The ERP slow down has hit the enterprise software vendors hard. The days when the top-tier ERP suppliers reported growth rates that were the envy of the software industry have long gone and each player is now taking a long hard look at its core business and trying to work out where future opportunities for growth lay. Baan has felt the pain more than most. And, while the $160m restructuring recently completed by the Dutch ERP software supplier should make it leaner, more focused and subsequently more competitive, the short term impact is grim and signals shrinking revenues and deepening losses for at least another two quarters, say analysts.

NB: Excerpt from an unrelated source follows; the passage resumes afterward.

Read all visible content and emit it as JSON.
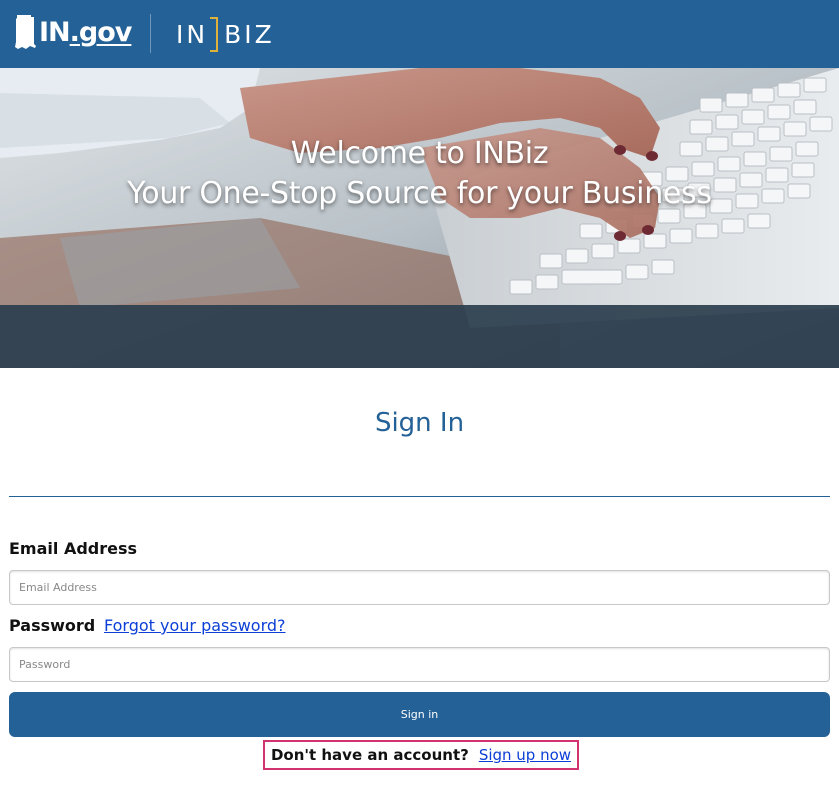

Last month, Baan said it had delayed the announcement of year-end results on the basis that the restructuring, purchase of Mid- market Solutions, and the re-negotiation of terms for the Caps Logistics acquisition had presumably created fresh accounting dilemmas. When the numbers do hit The Street they are guaranteed to make depressing reading. Baan will see a 35% slump in fourth- quarter revenues to $142m down from $220m in same period last year and net losses of $250m (including the $160m in restructuring charges), compared to a profit of $29m in the same period last year. For the year, Baan’s revenue growth is destined to slow to a paltry 8% to approximately $743m, with net losses of $262m.
Baan has clearly hit troubled times and any plans to expand its product breadth have clearly been cast aside as it tries to re- focus on returning to its roots in mid-market manufacturing. The shift in corporate strategy has placed the future of its non-core businesses in sharp relief and led to speculation that Baan will sell-off non-manufacturing software businesses. Fingers are pointing at Baan’s accounting subsidiary, Coda, as the first likely IPO candidate. Baan has over extended its reach. The re- focus on manufacturing is the right thing but it means that Coda is no longer relevant to Baan’s strategy, says Bobby Cameron at Forrester.
Coda will be sold off later this year, Cameron believes, on the basis that it is a loosing expense line at a time when Baan needs revenues to add to its beleaguered bottom line. The UK financial software house reported net losses for the year to October 31st 1997 of 2 million pounds (approximately $3.2m) on revenues of 41.2m pounds (approximately $65.9m). And although the company does not break out figures for individual subsidiaries there is some suggestion that Baan has never been able to stem the tide of Coda’s leaking profitability since it bought the company for $86.6m in May 1998.
The Coda business formed the basis of Baan Corporate Office Solutions, the business unit set up toward the tail end of last year to target the financial accounting sector. Baan planned to integrate Coda Financials into Baan IV to improve the capabilities of its ERP offering, in addition to selling the Coda Software as a standalone suite to generate revenues in standalone financials. But any integration plans look as though they have been put on hold while the re-organization takes place. The move was also thought to be too little, too late. Baan found itself going head to head with Oracle, PeopleSoft and SAP who had superior more well-established financial software suites. Baan did not have the domain expertise to play with the big boys, says Cameron.
The top-tier ERP suppliers also had one avenue of opportunity that Baan did not – these vendors could rely on a captive installed base that could be milked for recurring revenues by virtue of the fact they had been in the market for longer a period of time.
The saturation of the financial applications market has not helped Baan’s cause much either. Around 70% of Fortune 1,000 companies will have bought a financial package by 2000, says Cameron, leaving Baan with little opportunity to reap rewards from the acquisition. Furthermore, the task of extending Baan’s ERP suite to embrace Coda Financials is believed to be onerous. Its like Frankenstein’s monster trying to do
that level of integration, says Bruce Richardson at AMR Research.
Naturally, Baan executives will not comment on its future plans for the Coda business. But if Cameron is correct Coda will not feature in them and the business will be sold at a bargain basement price to leverage buy-out company Platinum Equities, the Computer Associates of the packaged applications market.